When he talks about the fight against the mountain pine beetle, Joerg Bohlmann likes to use a medical analogy. “Imagine we’re trying to combat malaria,” says the genome biologist based at the University of British Columbia, “but we don’t know the makeup of the disease-causing parasite, so we leave it out of the equation. We just look at the mosquito and humans. We’re missing an essential part of the triangle.”
Until now, the research conducted on the mountain pine beetle, which has affected nearly 15 million hectares of lodgepole pine forest in British Columbia and is threatening to spread across Canada, has largely focused on the tree and the beetle, but not so much on a pathogenic fungus that works in symbiosis with the beetle. The fungus rides with the beetle to new host trees and then makes the nutrients in the tree more accessible to the beetle. Together, they kill the tree. “Is it really so different from a human disease system?” asks Bohlmann. “No, it’s not.”
In medical science, researchers investigate the biology and genomes of infectious diseases to find the right treatment. The same, says Bohlmann, goes for forest research. To apply the same rigorous approach to the pine beetle infestation, Bohlmann co-founded The Tria Project, which brings together a diverse group of scientists from several universities in British Columbia and Alberta and from the federal and provincial forest services, with support from Genome British Columbia, Genome Alberta and Genome Canada. “This is one of the first times a large-scale effort is being made to approach a forest disease system with the same molecular and genomics tools the biomedical world has used for at least 20 years,” he says.
The broad scope and national interest in The Tria Project hint at the potential magnitude of the mountain pine beetle infestation. The beetle has crossed the geographic barrier of the Rockies, and the pan-Canadian boreal forest lies in its path. “The floodgates are open,” says Bohlmann. “There is no barrier. We can’t predict with any level of certainty what will happen until we have more knowledge of the disease system in a new environment.”
Part of the research in Bohlmann’s and his colleagues’ labs focuses on understanding the chemical signals given off by the pine trees, the beetles and the fungus. For the beetles to mass attack a tree and for the fungus to hitch a ride, these organisms must communicate with one another.

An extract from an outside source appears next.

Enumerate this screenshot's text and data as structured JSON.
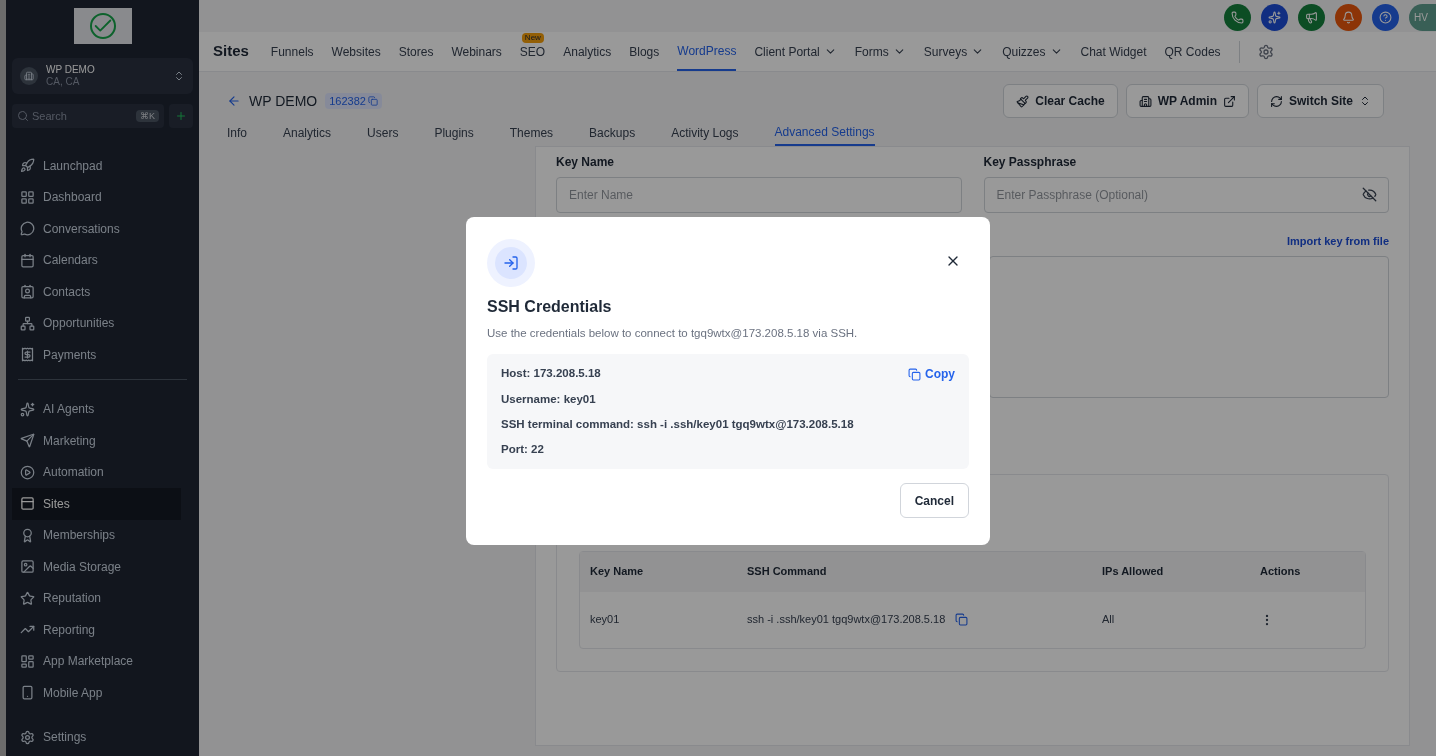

If one can interrupt those communication signals, it may be possible to weaken the beetle-fungus one-two punch.
Other researchers are using the genomic information Bohlmann and his colleagues are collecting to identify resistant seedlings and to understand how the beetle spreads and how trees fight the pathogens. Because some lodgepole pines are genetically more resistant to beetle attacks, researchers like forest geneticist Alvin Yanchuk of the BC Forest Service may be able to use this genetic information to select these traits to grow resistant pine seedlings. “The Tria Project is giving us a much better background into the genetics of the trees,” he says. “This is not new. Applied genomics is now being used with animals and crop plants. It’s just new to managed forests.” Half of the trees now planted by forest companies in British Columbia come from the BC Forest Service’s selectively grown seedlings.
It will likely be another century before B.C. forests will face a similar mountain pine beetle epidemic, but the rest of Canada is learning all it can from The Tria Project. For Yanchuk, the research from Bohlmann and his colleagues is far-reaching, “Tria,” he says, “is a good model for how we will look at forest pests in the future.”